• **Aim of the exercise**
Which lines in the records below hold the word "this"? Copy each of them.

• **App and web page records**

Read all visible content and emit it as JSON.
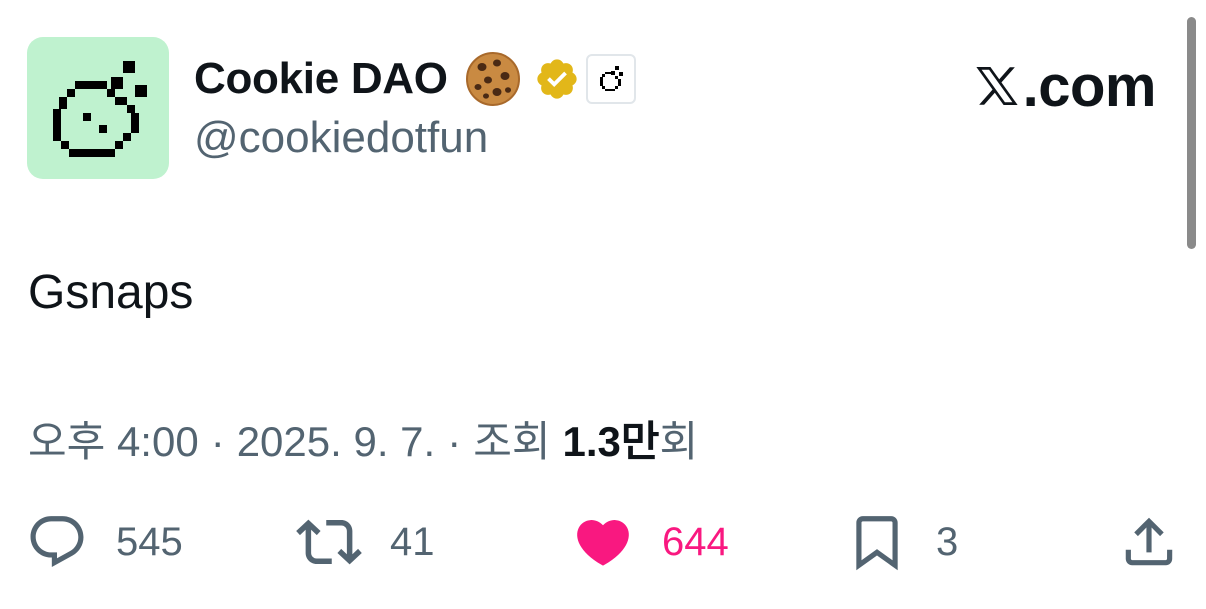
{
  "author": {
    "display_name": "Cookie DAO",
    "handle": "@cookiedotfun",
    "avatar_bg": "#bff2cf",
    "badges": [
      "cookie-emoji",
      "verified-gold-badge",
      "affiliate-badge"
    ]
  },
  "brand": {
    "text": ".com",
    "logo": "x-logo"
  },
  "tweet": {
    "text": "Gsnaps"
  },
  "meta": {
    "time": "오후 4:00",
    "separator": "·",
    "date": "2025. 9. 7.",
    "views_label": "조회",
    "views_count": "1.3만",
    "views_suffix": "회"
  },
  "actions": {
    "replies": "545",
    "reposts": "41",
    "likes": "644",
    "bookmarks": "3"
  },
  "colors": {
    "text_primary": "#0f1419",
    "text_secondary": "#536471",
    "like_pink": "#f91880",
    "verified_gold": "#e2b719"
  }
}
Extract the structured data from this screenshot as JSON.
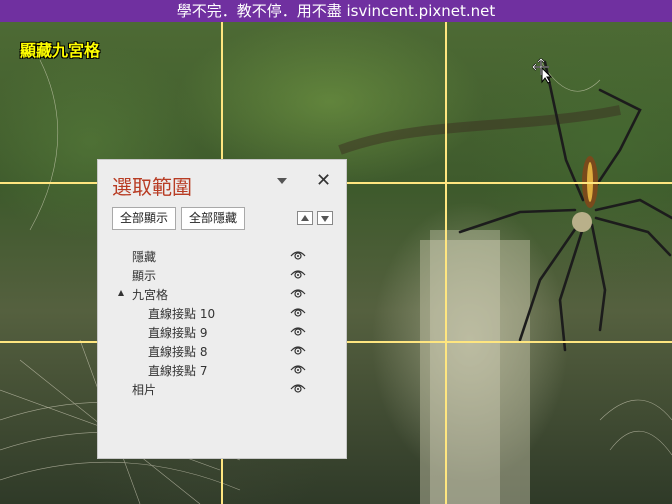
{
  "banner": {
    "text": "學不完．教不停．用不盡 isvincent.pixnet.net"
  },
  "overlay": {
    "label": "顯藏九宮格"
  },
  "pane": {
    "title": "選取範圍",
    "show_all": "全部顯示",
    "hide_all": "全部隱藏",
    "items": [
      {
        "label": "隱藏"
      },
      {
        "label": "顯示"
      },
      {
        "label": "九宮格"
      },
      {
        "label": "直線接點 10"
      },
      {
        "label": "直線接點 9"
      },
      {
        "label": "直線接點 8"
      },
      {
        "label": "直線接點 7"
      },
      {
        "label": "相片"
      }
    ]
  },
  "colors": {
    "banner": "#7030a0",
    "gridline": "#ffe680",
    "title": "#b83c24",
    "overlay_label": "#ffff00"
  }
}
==
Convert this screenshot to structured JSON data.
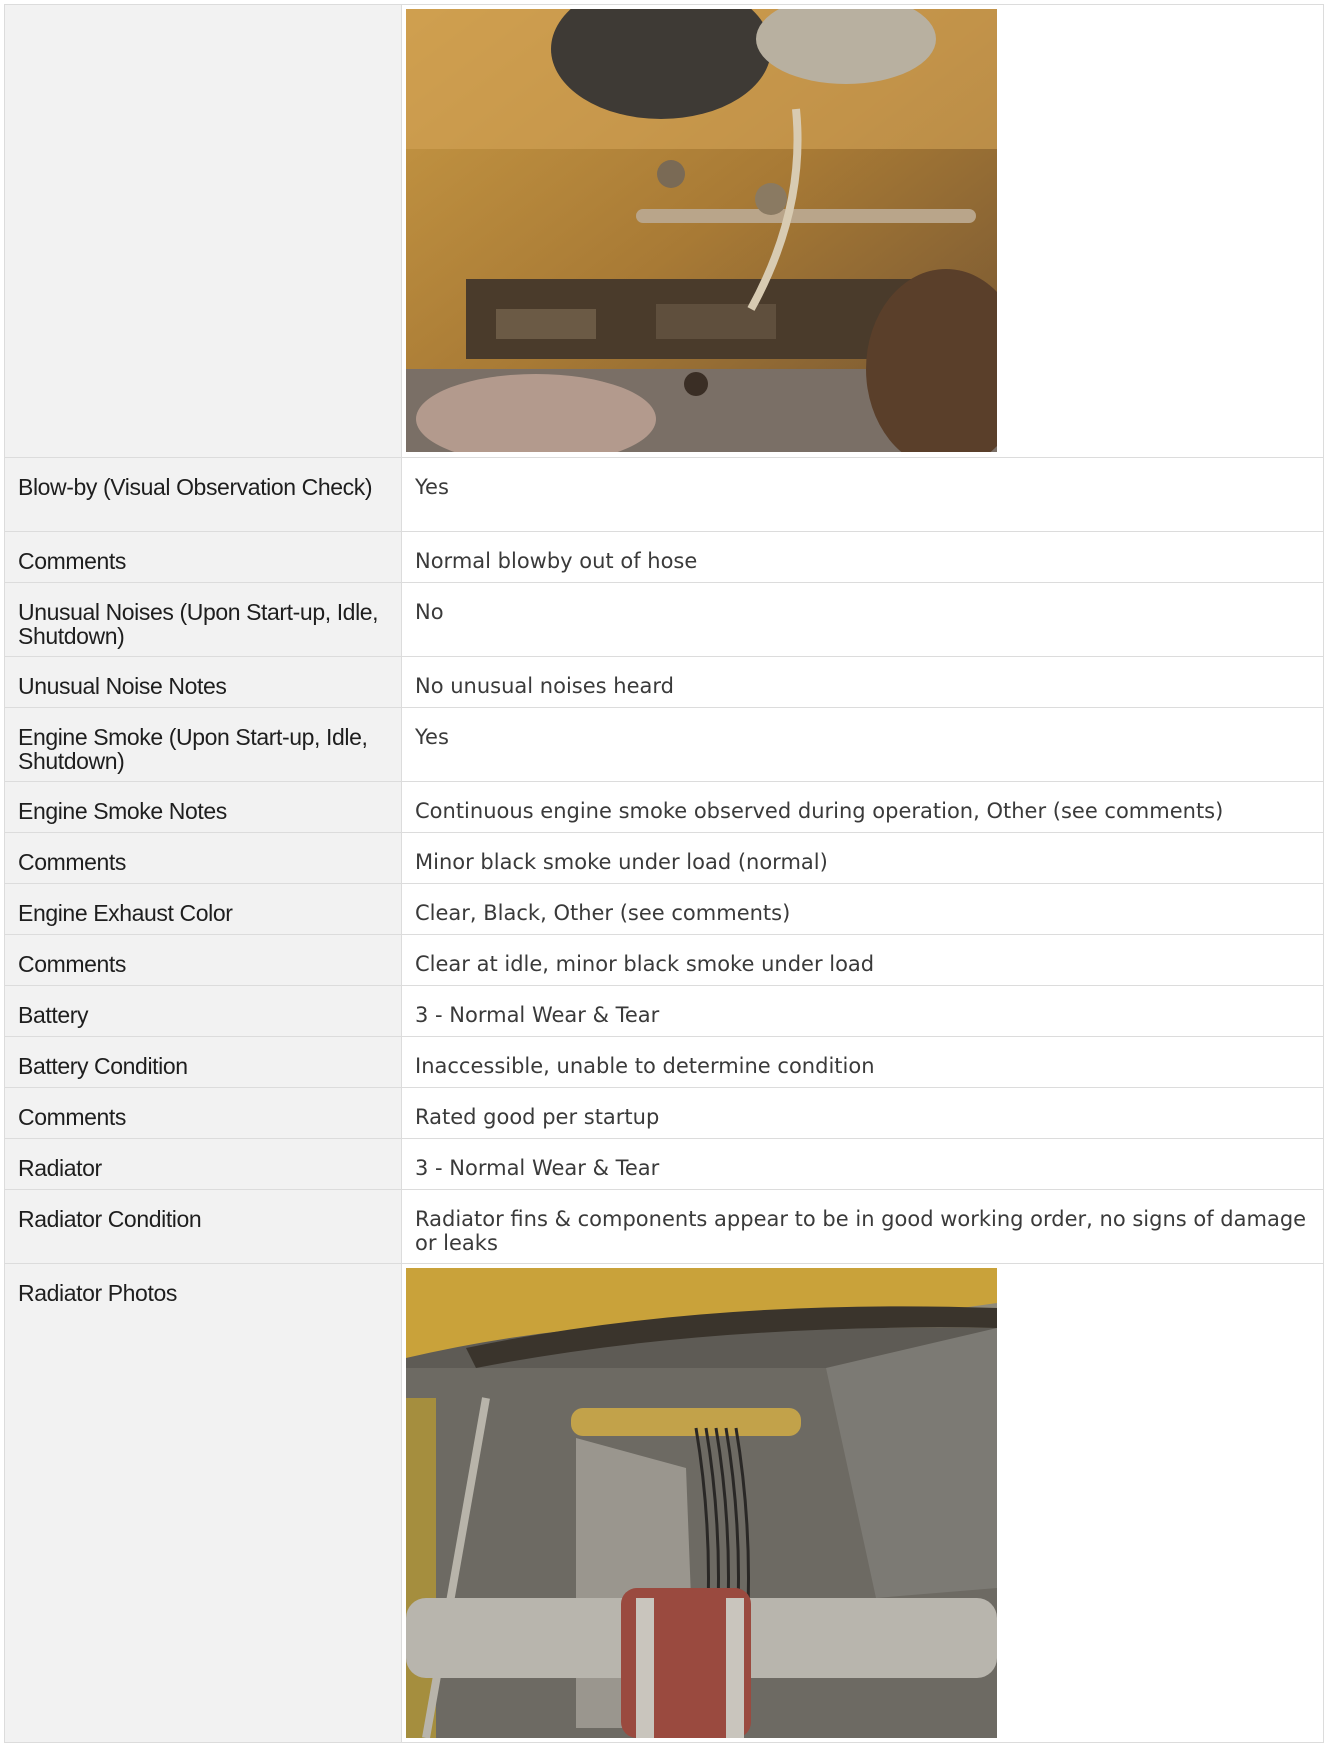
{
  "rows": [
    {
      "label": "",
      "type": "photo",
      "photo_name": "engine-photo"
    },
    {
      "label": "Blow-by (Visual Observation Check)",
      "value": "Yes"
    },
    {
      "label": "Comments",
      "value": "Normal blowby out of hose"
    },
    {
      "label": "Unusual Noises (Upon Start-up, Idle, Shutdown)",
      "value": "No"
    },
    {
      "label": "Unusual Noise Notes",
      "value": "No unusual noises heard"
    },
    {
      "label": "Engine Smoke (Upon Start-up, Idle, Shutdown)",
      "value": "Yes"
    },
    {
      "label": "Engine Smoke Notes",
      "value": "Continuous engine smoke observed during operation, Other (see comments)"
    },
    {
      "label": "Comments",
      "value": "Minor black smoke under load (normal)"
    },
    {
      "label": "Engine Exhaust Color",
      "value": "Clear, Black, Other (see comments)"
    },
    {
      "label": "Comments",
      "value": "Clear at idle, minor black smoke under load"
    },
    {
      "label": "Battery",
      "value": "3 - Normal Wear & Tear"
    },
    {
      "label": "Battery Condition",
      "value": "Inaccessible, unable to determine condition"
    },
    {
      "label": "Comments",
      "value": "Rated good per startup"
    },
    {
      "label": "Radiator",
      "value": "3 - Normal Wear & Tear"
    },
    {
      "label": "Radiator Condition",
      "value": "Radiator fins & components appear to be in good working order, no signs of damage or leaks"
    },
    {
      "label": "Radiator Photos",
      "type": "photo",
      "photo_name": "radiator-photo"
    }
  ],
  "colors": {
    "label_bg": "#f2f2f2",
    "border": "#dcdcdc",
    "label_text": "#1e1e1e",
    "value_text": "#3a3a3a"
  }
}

• **Written solution**
Extract the structured data from this screenshot as JSON.
Convert this screenshot to structured JSON data.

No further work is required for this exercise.